before the fire" (Mi 1,3-4). Angels fill the heavens with songs of praise
that exalt justice, the work of salvation brought about by the Lord for the
just. Finally, all humanity contemplates the revelation of the divine glory,
the mysterious reality of God (cf. Ps 96 ,6), while the
"enemies", the wicked and the unjust, give way before the
irresistible power of the judgement of the Lord (cf. v. 3).
The Prophet Malachi declared, "For you who fear my name, there will arise the sun of justice with its healing rays" (Ml 3,20). Light and happiness go together: "Joy for the upright in heart. Rejoice in the Lord, O you righteous, and give thanks to his holy name!" (Ps 96 ,11-12).
The Kingdom of God is a source of peace and serenity that overpowers the empire of darkness. A Jewish community in the time of Jesus sang: "Godlessness draws back before justice, just as darkness shrinks from light; godlessness will vanish forever and justice, like the sun, will be shown to be the beginning of the order of the world" (Libro dei misteri di Qumrln [Book of the Mysteries of Qumran]: 1Q 27, I, 5-7).
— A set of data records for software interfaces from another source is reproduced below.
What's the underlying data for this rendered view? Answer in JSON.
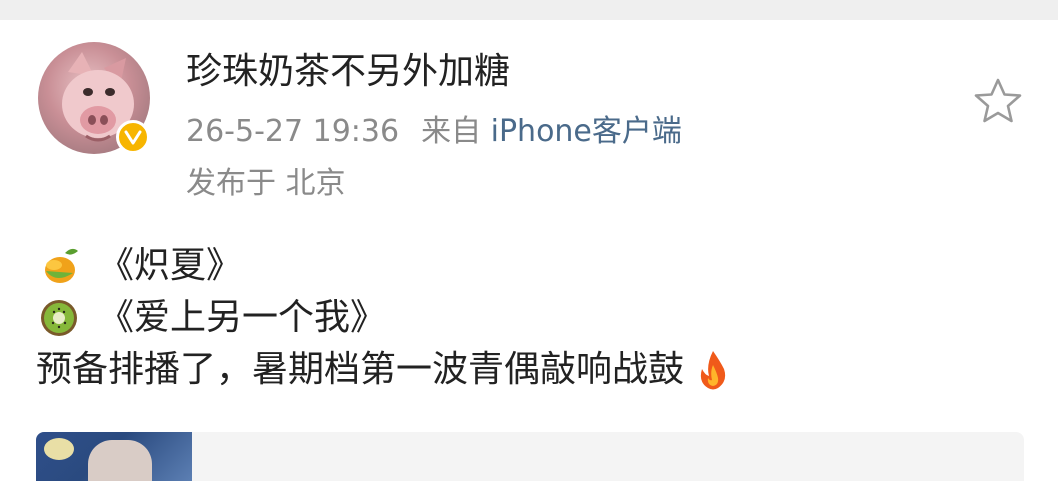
{
  "post": {
    "author": {
      "name": "珍珠奶茶不另外加糖",
      "avatar_icon": "pig-avatar",
      "verified_color": "#f7b500"
    },
    "meta": {
      "timestamp": "26-5-27 19:36",
      "source_prefix": "来自",
      "source": "iPhone客户端",
      "location": "发布于 北京"
    },
    "favorite_icon": "star-outline-icon",
    "content": {
      "lines": [
        {
          "emoji": "mango-emoji",
          "text": "《炽夏》"
        },
        {
          "emoji": "kiwi-emoji",
          "text": "《爱上另一个我》"
        },
        {
          "text": "预备排播了，暑期档第一波青偶敲响战鼓",
          "emoji_after": "fire-emoji"
        }
      ]
    }
  },
  "colors": {
    "text_primary": "#222222",
    "text_secondary": "#8a8a8a",
    "link": "#4a6a8a",
    "verified": "#f7b500"
  }
}
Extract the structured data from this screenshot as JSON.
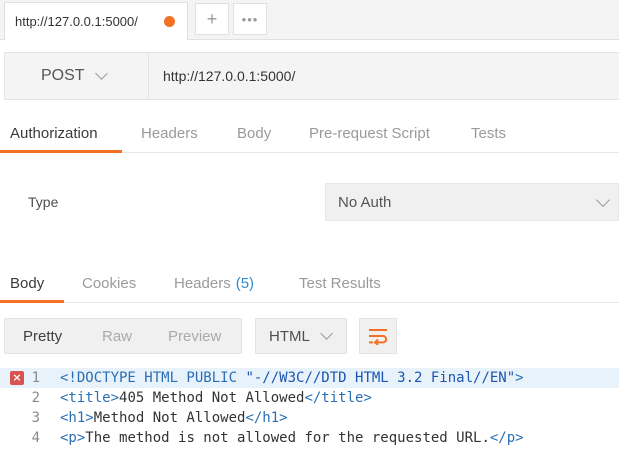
{
  "tabstrip": {
    "active_tab_title": "http://127.0.0.1:5000/",
    "add_label": "+",
    "more_label": "•••"
  },
  "request": {
    "method": "POST",
    "url": "http://127.0.0.1:5000/"
  },
  "request_tabs": [
    {
      "label": "Authorization",
      "active": true
    },
    {
      "label": "Headers",
      "active": false
    },
    {
      "label": "Body",
      "active": false
    },
    {
      "label": "Pre-request Script",
      "active": false
    },
    {
      "label": "Tests",
      "active": false
    }
  ],
  "auth": {
    "type_label": "Type",
    "selected": "No Auth"
  },
  "response_tabs": {
    "body": "Body",
    "cookies": "Cookies",
    "headers": "Headers",
    "headers_count": "(5)",
    "test_results": "Test Results"
  },
  "view_options": [
    "Pretty",
    "Raw",
    "Preview"
  ],
  "format": "HTML",
  "code_lines": [
    {
      "num": "1",
      "parts": [
        [
          "tag",
          "<!DOCTYPE HTML PUBLIC "
        ],
        [
          "str",
          "\"-//W3C//DTD HTML 3.2 Final//EN\""
        ],
        [
          "tag",
          ">"
        ]
      ],
      "error": true
    },
    {
      "num": "2",
      "parts": [
        [
          "tag",
          "<title>"
        ],
        [
          "txt",
          "405 Method Not Allowed"
        ],
        [
          "tag",
          "</title>"
        ]
      ],
      "error": false
    },
    {
      "num": "3",
      "parts": [
        [
          "tag",
          "<h1>"
        ],
        [
          "txt",
          "Method Not Allowed"
        ],
        [
          "tag",
          "</h1>"
        ]
      ],
      "error": false
    },
    {
      "num": "4",
      "parts": [
        [
          "tag",
          "<p>"
        ],
        [
          "txt",
          "The method is not allowed for the requested URL."
        ],
        [
          "tag",
          "</p>"
        ]
      ],
      "error": false
    }
  ],
  "colors": {
    "accent": "#f47023",
    "link_blue": "#2e8cd0",
    "error_red": "#d9534f"
  }
}
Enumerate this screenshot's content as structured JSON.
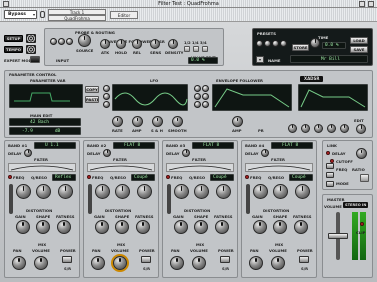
{
  "window": {
    "title": "Filter Test : QuadFrohma"
  },
  "top": {
    "bypass": "Bypass",
    "track": "Track 1",
    "plugin": "QuadFrohma",
    "editor": "Editor"
  },
  "left": {
    "setup": "SETUP",
    "tempo": "TEMPO",
    "expert": "EXPERT MODE"
  },
  "probe": {
    "title": "PROBE & ROUTING",
    "source": "SOURCE",
    "env_follower": "ENVELOPE FOLLOWER",
    "adsr": "ADSR",
    "atk": "ATK",
    "hold": "HOLD",
    "rel": "REL",
    "sens": "SENS",
    "density": "DENSITY",
    "divs": "1/2 1/4 3/4",
    "value_edit": "VALUE EDIT",
    "value": "0.0 %",
    "input": "INPUT"
  },
  "presets": {
    "title": "PRESETS",
    "time_label": "TIME",
    "time": "0.0 %",
    "store": "STORE",
    "load": "LOAD",
    "save": "SAVE",
    "name_label": "NAME",
    "name": "Mr Bill"
  },
  "param": {
    "title": "PARAMETER CONTROL",
    "param_var": "PARAMETER VAR",
    "lfo": "LFO",
    "env_follower": "ENVELOPE FOLLOWER",
    "xlabel": "XADSR",
    "copy": "COPY",
    "paste": "PASTE",
    "main_edit": "MAIN EDIT",
    "main_val": "42 Bach",
    "db": "-7.9",
    "db_unit": "dB",
    "rate": "RATE",
    "pr": "PR",
    "amp": "AMP",
    "sh": "S & H",
    "smooth": "SMOOTH",
    "edit": "EDIT"
  },
  "bands": [
    {
      "title": "BAND #1",
      "sub": "U 1.1",
      "fil": "FILTER",
      "mode": "Reflex"
    },
    {
      "title": "BAND #2",
      "sub": "FLAT 8",
      "fil": "FILTER",
      "mode": "Coupé"
    },
    {
      "title": "BAND #3",
      "sub": "FLAT 8",
      "fil": "FILTER",
      "mode": "Coupé"
    },
    {
      "title": "BAND #4",
      "sub": "FLAT 8",
      "fil": "FILTER",
      "mode": "Coupé"
    }
  ],
  "band_labels": {
    "delay": "DELAY",
    "freq": "FREQ",
    "reso": "Q/RESO",
    "distortion": "DISTORTION",
    "gain": "GAIN",
    "shape": "SHAPE",
    "fatness": "FATNESS",
    "mix": "MIX",
    "pan": "PAN",
    "volume": "VOLUME",
    "power": "POWER",
    "solo": "S/R"
  },
  "link": {
    "title": "LINK",
    "delay": "DELAY",
    "cutoff": "CUTOFF",
    "freq": "FREQ",
    "ratio": "RATIO",
    "mode": "MODE"
  },
  "master": {
    "title": "MASTER",
    "volume": "VOLUME",
    "mode": "STEREO IN",
    "clip": "CLIP"
  },
  "colors": {
    "lcd_bg": "#0e1512",
    "lcd_fg": "#9de7a4",
    "accent_red": "#b22222",
    "panel": "#c9ccce"
  }
}
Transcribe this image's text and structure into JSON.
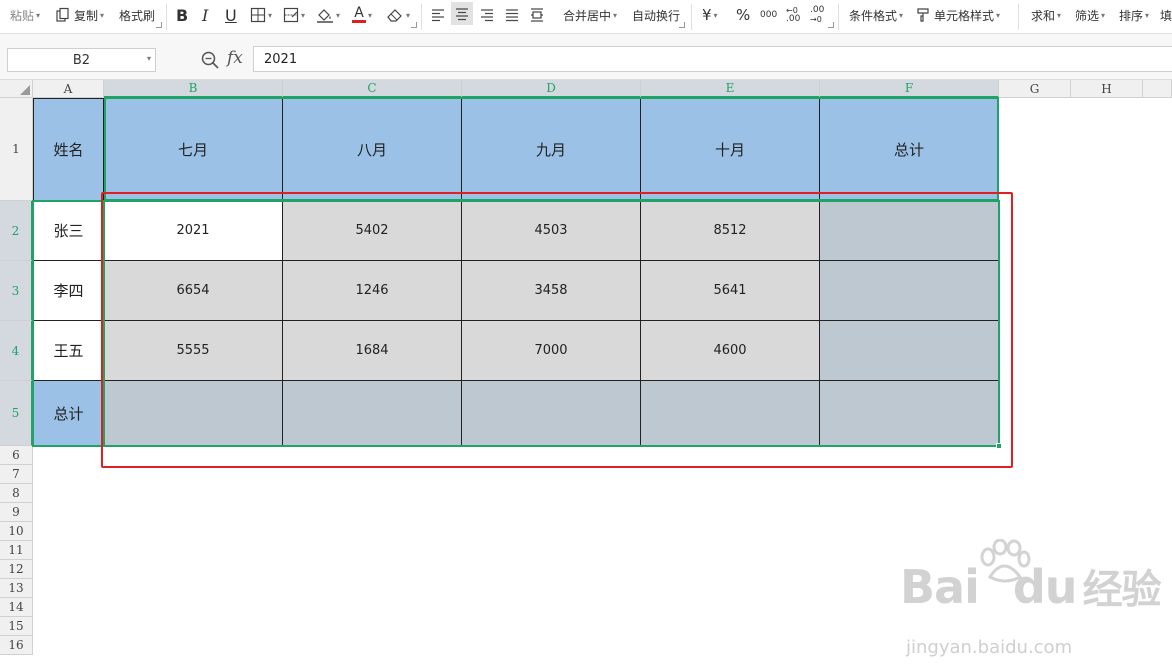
{
  "ribbon": {
    "paste": "粘贴",
    "copy": "复制",
    "format_painter": "格式刷",
    "bold": "B",
    "italic": "I",
    "underline": "U",
    "font_color_letter": "A",
    "merge_center": "合并居中",
    "wrap_text": "自动换行",
    "currency": "¥",
    "percent": "%",
    "thousands": "000",
    "dec_add": ".00",
    "dec_remove": ".00",
    "conditional_format": "条件格式",
    "cell_style": "单元格样式",
    "sum": "求和",
    "filter": "筛选",
    "sort": "排序",
    "fill": "填"
  },
  "formula_bar": {
    "name_box": "B2",
    "fx": "fx",
    "value": "2021"
  },
  "columns": [
    "A",
    "B",
    "C",
    "D",
    "E",
    "F",
    "G",
    "H"
  ],
  "rows": [
    "1",
    "2",
    "3",
    "4",
    "5",
    "6",
    "7",
    "8",
    "9",
    "10",
    "11",
    "12",
    "13",
    "14",
    "15",
    "16"
  ],
  "table": {
    "header": [
      "姓名",
      "七月",
      "八月",
      "九月",
      "十月",
      "总计"
    ],
    "body": [
      {
        "name": "张三",
        "values": [
          "2021",
          "5402",
          "4503",
          "8512",
          ""
        ]
      },
      {
        "name": "李四",
        "values": [
          "6654",
          "1246",
          "3458",
          "5641",
          ""
        ]
      },
      {
        "name": "王五",
        "values": [
          "5555",
          "1684",
          "7000",
          "4600",
          ""
        ]
      }
    ],
    "total_row": {
      "name": "总计",
      "values": [
        "",
        "",
        "",
        "",
        ""
      ]
    }
  },
  "colors": {
    "header_fill": "#9bc2e6",
    "data_fill": "#d9d9d9",
    "total_fill": "#bdc8d1",
    "selection": "#21a366",
    "highlight_box": "#e02020"
  },
  "watermark": {
    "main": "Bai",
    "main2": "du",
    "main3": "经验",
    "sub": "jingyan.baidu.com"
  }
}
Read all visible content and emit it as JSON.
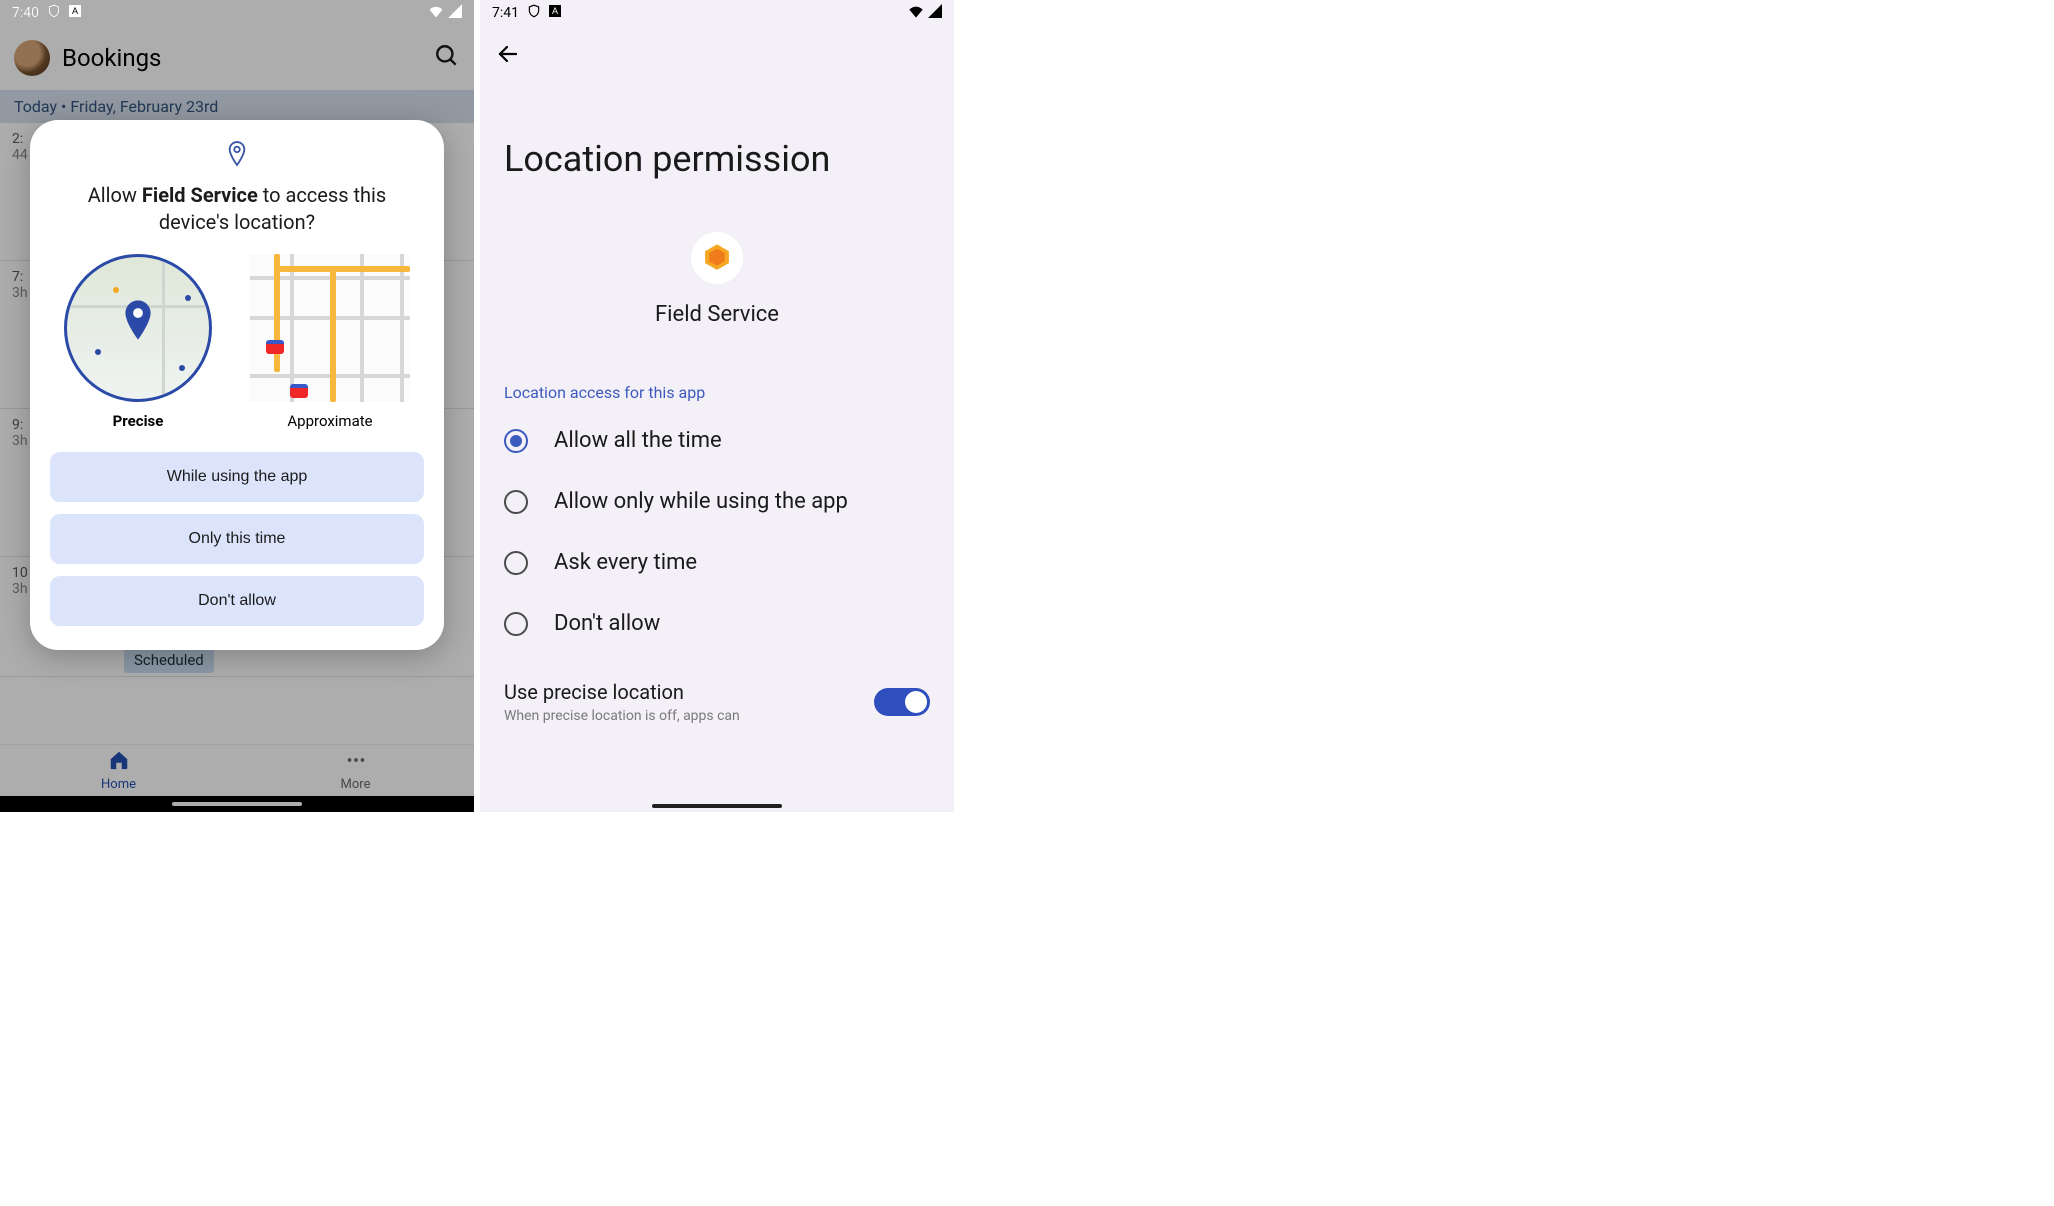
{
  "left": {
    "status_time": "7:40",
    "header_title": "Bookings",
    "date_strip": "Today • Friday, February 23rd",
    "slots": [
      {
        "t1": "2:",
        "t2": "44"
      },
      {
        "t1": "7:",
        "t2": "3h"
      },
      {
        "t1": "9:",
        "t2": "3h"
      },
      {
        "t1": "10",
        "t2": "3h"
      }
    ],
    "scheduled_chip": "Scheduled",
    "nav": {
      "home": "Home",
      "more": "More"
    },
    "dialog": {
      "title_pre": "Allow ",
      "app_name": "Field Service",
      "title_post": " to access this device's location?",
      "precise_label": "Precise",
      "approx_label": "Approximate",
      "btn_while": "While using the app",
      "btn_once": "Only this time",
      "btn_deny": "Don't allow"
    }
  },
  "right": {
    "status_time": "7:41",
    "page_title": "Location permission",
    "app_name": "Field Service",
    "section_label": "Location access for this app",
    "options": [
      {
        "label": "Allow all the time",
        "selected": true
      },
      {
        "label": "Allow only while using the app",
        "selected": false
      },
      {
        "label": "Ask every time",
        "selected": false
      },
      {
        "label": "Don't allow",
        "selected": false
      }
    ],
    "precise": {
      "title": "Use precise location",
      "subtitle": "When precise location is off, apps can"
    }
  }
}
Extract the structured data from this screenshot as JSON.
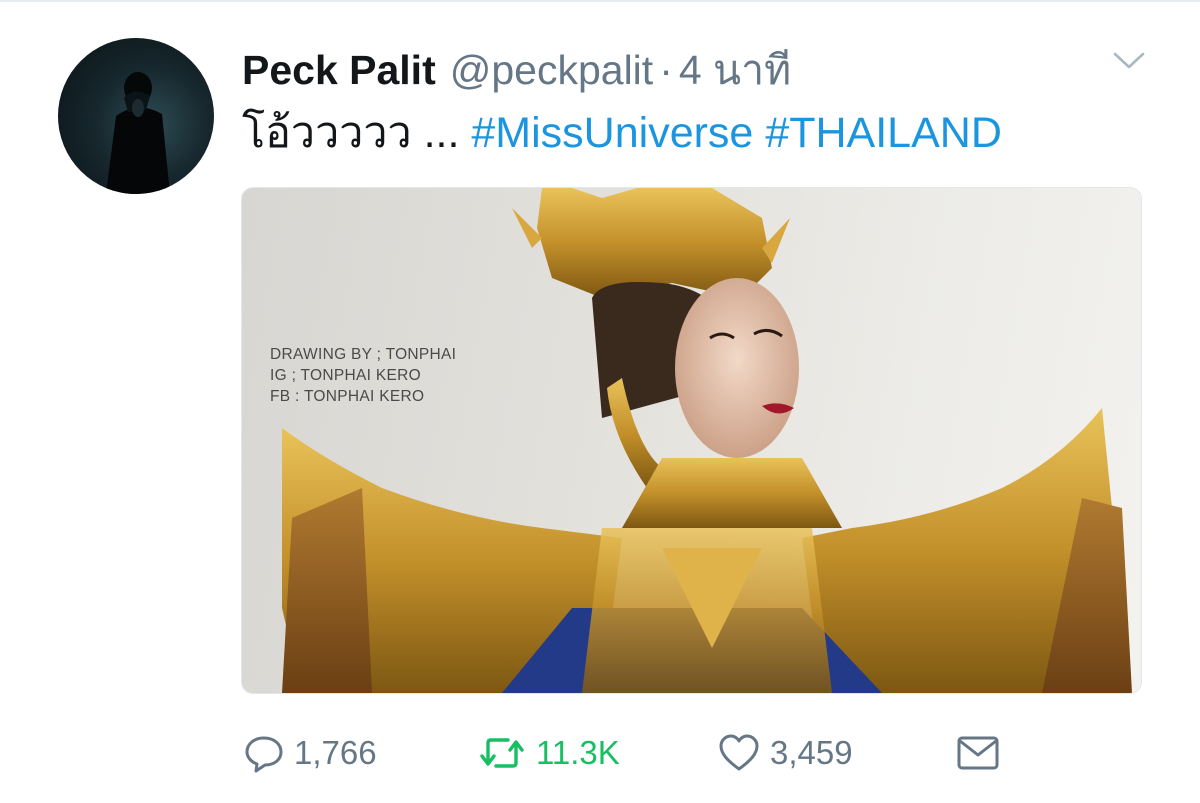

5. However, before we leave Psalm 96 , it is important that we rediscover, along with the face of the Lord the King, the profile of the faithful. Seven features are described, the sign of perfection and fullness. Those who await the coming of the great divine King hate evil, love the Lord, are the hasîdîm, the faithful (cf. v. 10), who walk in the path of justice, are upright of heart (cf. v. 11), rejoice in the works of God and give thanks to the holy name of the Lord (cf. v. 12). Let us ask the Lord to make these spiritual features shine in our faces.
The Holy Father then addressed the faithful in French, German, Spanish, Portuguese, Dutch, Hungarian, Croatian and Italian, with a special word for the young people, the sick and the newly-wed. To the English-speaking pilgrims and visitors he said:
I offer a warm welcome to the Franciscan Brothers of Brooklyn in pilgrimage to Rome and Assisi. I also thank the many Choirs present for their praise of God in song. Upon all the English-speaking pilgrims and visitors present at today’s Audience, especially those from England, Ireland, Japan and the United States, I cordially invoke the grace and peace of the Risen Lord.